Brief - The response should hold each line from the entries below where "this" is found.

Dataset extract -
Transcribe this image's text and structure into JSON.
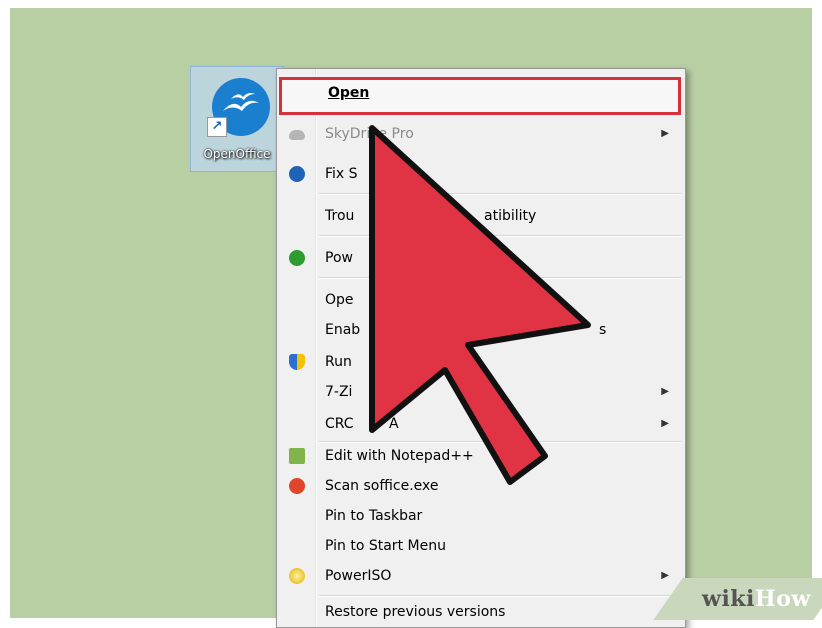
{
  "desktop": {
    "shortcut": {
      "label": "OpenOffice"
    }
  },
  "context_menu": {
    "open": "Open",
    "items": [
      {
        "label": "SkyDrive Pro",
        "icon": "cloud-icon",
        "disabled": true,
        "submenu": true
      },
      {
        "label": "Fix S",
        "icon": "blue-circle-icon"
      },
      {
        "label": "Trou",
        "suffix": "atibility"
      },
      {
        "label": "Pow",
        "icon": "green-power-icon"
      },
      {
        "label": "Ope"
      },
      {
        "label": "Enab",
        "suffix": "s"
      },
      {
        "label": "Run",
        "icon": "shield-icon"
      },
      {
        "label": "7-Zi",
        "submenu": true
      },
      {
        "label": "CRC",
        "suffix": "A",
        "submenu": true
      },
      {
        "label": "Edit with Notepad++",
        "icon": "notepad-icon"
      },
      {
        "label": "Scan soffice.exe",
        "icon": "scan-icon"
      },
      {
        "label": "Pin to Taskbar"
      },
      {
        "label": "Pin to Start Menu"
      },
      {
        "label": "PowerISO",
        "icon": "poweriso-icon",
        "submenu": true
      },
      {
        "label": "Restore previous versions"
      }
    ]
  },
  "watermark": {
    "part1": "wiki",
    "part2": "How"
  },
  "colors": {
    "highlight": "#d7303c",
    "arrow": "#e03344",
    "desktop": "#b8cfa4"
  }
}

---

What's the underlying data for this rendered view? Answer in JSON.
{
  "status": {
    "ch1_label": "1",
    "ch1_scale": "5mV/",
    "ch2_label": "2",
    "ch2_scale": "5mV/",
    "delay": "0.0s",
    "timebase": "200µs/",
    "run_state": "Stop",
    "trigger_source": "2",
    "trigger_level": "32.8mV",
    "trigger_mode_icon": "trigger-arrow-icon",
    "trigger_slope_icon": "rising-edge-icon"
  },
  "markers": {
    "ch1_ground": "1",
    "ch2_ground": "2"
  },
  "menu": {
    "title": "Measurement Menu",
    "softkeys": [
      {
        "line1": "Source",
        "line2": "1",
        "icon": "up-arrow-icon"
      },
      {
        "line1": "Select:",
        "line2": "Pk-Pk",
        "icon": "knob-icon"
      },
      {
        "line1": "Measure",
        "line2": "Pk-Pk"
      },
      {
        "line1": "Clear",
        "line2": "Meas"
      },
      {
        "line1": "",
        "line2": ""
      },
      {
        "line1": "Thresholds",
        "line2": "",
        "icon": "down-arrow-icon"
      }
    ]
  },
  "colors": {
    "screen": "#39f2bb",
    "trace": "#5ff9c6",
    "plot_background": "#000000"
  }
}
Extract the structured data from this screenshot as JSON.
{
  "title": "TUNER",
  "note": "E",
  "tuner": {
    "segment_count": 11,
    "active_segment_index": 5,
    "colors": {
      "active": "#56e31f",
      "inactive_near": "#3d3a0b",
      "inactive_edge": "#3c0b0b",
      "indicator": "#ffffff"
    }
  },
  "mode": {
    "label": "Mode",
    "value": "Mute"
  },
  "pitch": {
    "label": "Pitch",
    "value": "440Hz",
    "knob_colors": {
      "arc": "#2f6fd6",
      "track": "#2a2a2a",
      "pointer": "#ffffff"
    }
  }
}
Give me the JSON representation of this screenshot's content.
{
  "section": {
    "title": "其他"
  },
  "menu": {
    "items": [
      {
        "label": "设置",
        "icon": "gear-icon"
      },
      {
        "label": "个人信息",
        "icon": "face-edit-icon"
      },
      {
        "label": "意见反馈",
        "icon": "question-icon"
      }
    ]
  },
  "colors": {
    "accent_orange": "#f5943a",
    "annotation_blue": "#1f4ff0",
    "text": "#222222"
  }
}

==

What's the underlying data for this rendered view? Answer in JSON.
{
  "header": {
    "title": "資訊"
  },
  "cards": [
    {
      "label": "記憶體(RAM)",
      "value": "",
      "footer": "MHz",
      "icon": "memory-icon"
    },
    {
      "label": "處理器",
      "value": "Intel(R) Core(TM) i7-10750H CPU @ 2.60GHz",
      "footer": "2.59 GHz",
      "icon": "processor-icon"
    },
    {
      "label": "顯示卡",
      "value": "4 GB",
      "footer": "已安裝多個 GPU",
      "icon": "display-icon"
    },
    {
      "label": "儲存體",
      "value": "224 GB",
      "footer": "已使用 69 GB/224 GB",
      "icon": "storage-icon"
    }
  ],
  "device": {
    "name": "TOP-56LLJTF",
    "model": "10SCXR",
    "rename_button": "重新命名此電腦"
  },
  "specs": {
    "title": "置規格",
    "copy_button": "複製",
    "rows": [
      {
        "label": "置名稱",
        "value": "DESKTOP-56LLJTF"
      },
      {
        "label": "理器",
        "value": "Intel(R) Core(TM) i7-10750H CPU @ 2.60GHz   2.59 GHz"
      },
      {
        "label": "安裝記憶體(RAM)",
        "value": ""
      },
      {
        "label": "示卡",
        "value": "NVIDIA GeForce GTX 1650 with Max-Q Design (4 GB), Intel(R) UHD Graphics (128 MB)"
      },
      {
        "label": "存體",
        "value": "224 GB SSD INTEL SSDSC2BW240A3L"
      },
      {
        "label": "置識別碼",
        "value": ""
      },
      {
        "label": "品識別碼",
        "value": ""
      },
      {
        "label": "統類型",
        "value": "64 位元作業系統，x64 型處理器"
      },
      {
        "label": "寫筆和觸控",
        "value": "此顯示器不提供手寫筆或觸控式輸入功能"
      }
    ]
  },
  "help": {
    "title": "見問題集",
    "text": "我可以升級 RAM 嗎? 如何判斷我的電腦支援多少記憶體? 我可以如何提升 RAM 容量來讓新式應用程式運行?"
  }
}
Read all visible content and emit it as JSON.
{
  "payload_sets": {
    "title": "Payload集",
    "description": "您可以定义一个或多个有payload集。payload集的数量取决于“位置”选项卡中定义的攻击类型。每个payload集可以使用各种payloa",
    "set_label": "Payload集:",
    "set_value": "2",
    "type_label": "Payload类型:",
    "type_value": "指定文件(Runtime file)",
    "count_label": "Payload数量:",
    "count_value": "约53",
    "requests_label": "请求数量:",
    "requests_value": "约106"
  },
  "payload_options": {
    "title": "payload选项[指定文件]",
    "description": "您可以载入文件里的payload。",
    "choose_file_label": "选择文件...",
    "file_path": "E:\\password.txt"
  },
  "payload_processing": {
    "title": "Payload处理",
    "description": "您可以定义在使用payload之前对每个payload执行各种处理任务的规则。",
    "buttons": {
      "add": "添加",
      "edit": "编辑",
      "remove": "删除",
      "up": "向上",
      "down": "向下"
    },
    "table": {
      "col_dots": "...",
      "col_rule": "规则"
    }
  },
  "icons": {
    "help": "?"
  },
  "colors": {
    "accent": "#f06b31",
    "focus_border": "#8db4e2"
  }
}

Output below -
Transcribe this image's text and structure into JSON.
What's the underlying data for this rendered view? Answer in JSON.
Extract the structured data from this screenshot as JSON.
Give me the JSON representation of this screenshot's content.
What's the underlying data for this rendered view? Answer in JSON.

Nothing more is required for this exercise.